• BRIEF: Give back all of the records, exactly and completely.

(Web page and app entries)
================

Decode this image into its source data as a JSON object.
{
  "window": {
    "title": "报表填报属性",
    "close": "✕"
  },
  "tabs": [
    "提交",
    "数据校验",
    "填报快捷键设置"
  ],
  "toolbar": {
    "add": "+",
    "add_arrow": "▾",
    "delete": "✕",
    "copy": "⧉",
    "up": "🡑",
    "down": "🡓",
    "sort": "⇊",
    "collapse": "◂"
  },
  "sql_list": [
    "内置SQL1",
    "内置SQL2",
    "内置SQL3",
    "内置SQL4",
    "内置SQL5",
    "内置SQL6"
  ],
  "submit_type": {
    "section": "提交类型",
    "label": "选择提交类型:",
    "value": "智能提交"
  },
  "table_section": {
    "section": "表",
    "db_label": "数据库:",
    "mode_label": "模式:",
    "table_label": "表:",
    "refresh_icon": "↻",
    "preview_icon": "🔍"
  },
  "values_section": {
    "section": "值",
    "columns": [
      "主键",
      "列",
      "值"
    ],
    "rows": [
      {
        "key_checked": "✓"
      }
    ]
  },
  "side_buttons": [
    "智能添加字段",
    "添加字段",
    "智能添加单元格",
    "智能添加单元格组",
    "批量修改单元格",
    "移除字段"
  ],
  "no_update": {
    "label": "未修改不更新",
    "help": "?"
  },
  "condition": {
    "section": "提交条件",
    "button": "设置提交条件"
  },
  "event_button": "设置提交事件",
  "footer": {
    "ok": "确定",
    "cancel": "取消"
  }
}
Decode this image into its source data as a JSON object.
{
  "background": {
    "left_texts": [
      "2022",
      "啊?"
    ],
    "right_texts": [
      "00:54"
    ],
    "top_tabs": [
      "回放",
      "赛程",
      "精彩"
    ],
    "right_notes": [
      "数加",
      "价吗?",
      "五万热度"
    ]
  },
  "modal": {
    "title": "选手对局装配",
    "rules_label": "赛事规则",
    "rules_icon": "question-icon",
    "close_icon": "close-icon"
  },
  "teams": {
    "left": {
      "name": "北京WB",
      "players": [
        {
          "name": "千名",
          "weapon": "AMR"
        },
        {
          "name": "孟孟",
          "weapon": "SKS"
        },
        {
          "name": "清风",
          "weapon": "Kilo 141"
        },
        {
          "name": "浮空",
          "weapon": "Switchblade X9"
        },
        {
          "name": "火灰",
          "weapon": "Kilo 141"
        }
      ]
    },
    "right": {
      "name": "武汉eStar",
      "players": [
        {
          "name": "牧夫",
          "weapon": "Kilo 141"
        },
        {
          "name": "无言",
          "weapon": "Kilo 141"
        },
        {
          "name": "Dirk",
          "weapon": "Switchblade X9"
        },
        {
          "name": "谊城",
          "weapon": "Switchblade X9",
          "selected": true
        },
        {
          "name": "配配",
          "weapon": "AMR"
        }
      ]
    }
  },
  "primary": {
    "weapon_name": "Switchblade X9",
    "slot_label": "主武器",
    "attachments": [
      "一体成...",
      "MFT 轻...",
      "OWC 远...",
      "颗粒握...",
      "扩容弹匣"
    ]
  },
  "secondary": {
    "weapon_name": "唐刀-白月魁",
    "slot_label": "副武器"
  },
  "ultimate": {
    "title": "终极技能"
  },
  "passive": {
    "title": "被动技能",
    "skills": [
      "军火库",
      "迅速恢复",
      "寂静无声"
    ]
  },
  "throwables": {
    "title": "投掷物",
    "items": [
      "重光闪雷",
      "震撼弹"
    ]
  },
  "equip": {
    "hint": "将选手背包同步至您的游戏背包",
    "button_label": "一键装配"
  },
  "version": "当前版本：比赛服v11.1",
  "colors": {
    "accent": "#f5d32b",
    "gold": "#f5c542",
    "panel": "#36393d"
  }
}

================

• OUTPUT OF THE TASK:
Decode this image into its source data as a JSON object.
{
  "window": {
    "title": "报表填报属性",
    "close": "✕"
  },
  "tabs": [
    "提交",
    "数据校验",
    "填报快捷键设置"
  ],
  "toolbar": {
    "add": "+",
    "add_arrow": "▾",
    "delete": "✕",
    "copy": "⧉",
    "up": "🡑",
    "down": "🡓",
    "sort": "⇊",
    "collapse": "◂"
  },
  "sql_list": [
    "内置SQL1",
    "内置SQL2",
    "内置SQL3",
    "内置SQL4",
    "内置SQL5",
    "内置SQL6"
  ],
  "submit_type": {
    "section": "提交类型",
    "label": "选择提交类型:",
    "value": "智能提交"
  },
  "table_section": {
    "section": "表",
    "db_label": "数据库:",
    "mode_label": "模式:",
    "table_label": "表:",
    "refresh_icon": "↻",
    "preview_icon": "🔍"
  },
  "values_section": {
    "section": "值",
    "columns": [
      "主键",
      "列",
      "值"
    ],
    "rows": [
      {
        "key_checked": "✓"
      }
    ]
  },
  "side_buttons": [
    "智能添加字段",
    "添加字段",
    "智能添加单元格",
    "智能添加单元格组",
    "批量修改单元格",
    "移除字段"
  ],
  "no_update": {
    "label": "未修改不更新",
    "help": "?"
  },
  "condition": {
    "section": "提交条件",
    "button": "设置提交条件"
  },
  "event_button": "设置提交事件",
  "footer": {
    "ok": "确定",
    "cancel": "取消"
  }
}
Decode this image into its source data as a JSON object.
{
  "background": {
    "left_texts": [
      "2022",
      "啊?"
    ],
    "right_texts": [
      "00:54"
    ],
    "top_tabs": [
      "回放",
      "赛程",
      "精彩"
    ],
    "right_notes": [
      "数加",
      "价吗?",
      "五万热度"
    ]
  },
  "modal": {
    "title": "选手对局装配",
    "rules_label": "赛事规则",
    "rules_icon": "question-icon",
    "close_icon": "close-icon"
  },
  "teams": {
    "left": {
      "name": "北京WB",
      "players": [
        {
          "name": "千名",
          "weapon": "AMR"
        },
        {
          "name": "孟孟",
          "weapon": "SKS"
        },
        {
          "name": "清风",
          "weapon": "Kilo 141"
        },
        {
          "name": "浮空",
          "weapon": "Switchblade X9"
        },
        {
          "name": "火灰",
          "weapon": "Kilo 141"
        }
      ]
    },
    "right": {
      "name": "武汉eStar",
      "players": [
        {
          "name": "牧夫",
          "weapon": "Kilo 141"
        },
        {
          "name": "无言",
          "weapon": "Kilo 141"
        },
        {
          "name": "Dirk",
          "weapon": "Switchblade X9"
        },
        {
          "name": "谊城",
          "weapon": "Switchblade X9",
          "selected": true
        },
        {
          "name": "配配",
          "weapon": "AMR"
        }
      ]
    }
  },
  "primary": {
    "weapon_name": "Switchblade X9",
    "slot_label": "主武器",
    "attachments": [
      "一体成...",
      "MFT 轻...",
      "OWC 远...",
      "颗粒握...",
      "扩容弹匣"
    ]
  },
  "secondary": {
    "weapon_name": "唐刀-白月魁",
    "slot_label": "副武器"
  },
  "ultimate": {
    "title": "终极技能"
  },
  "passive": {
    "title": "被动技能",
    "skills": [
      "军火库",
      "迅速恢复",
      "寂静无声"
    ]
  },
  "throwables": {
    "title": "投掷物",
    "items": [
      "重光闪雷",
      "震撼弹"
    ]
  },
  "equip": {
    "hint": "将选手背包同步至您的游戏背包",
    "button_label": "一键装配"
  },
  "version": "当前版本：比赛服v11.1",
  "colors": {
    "accent": "#f5d32b",
    "gold": "#f5c542",
    "panel": "#36393d"
  }
}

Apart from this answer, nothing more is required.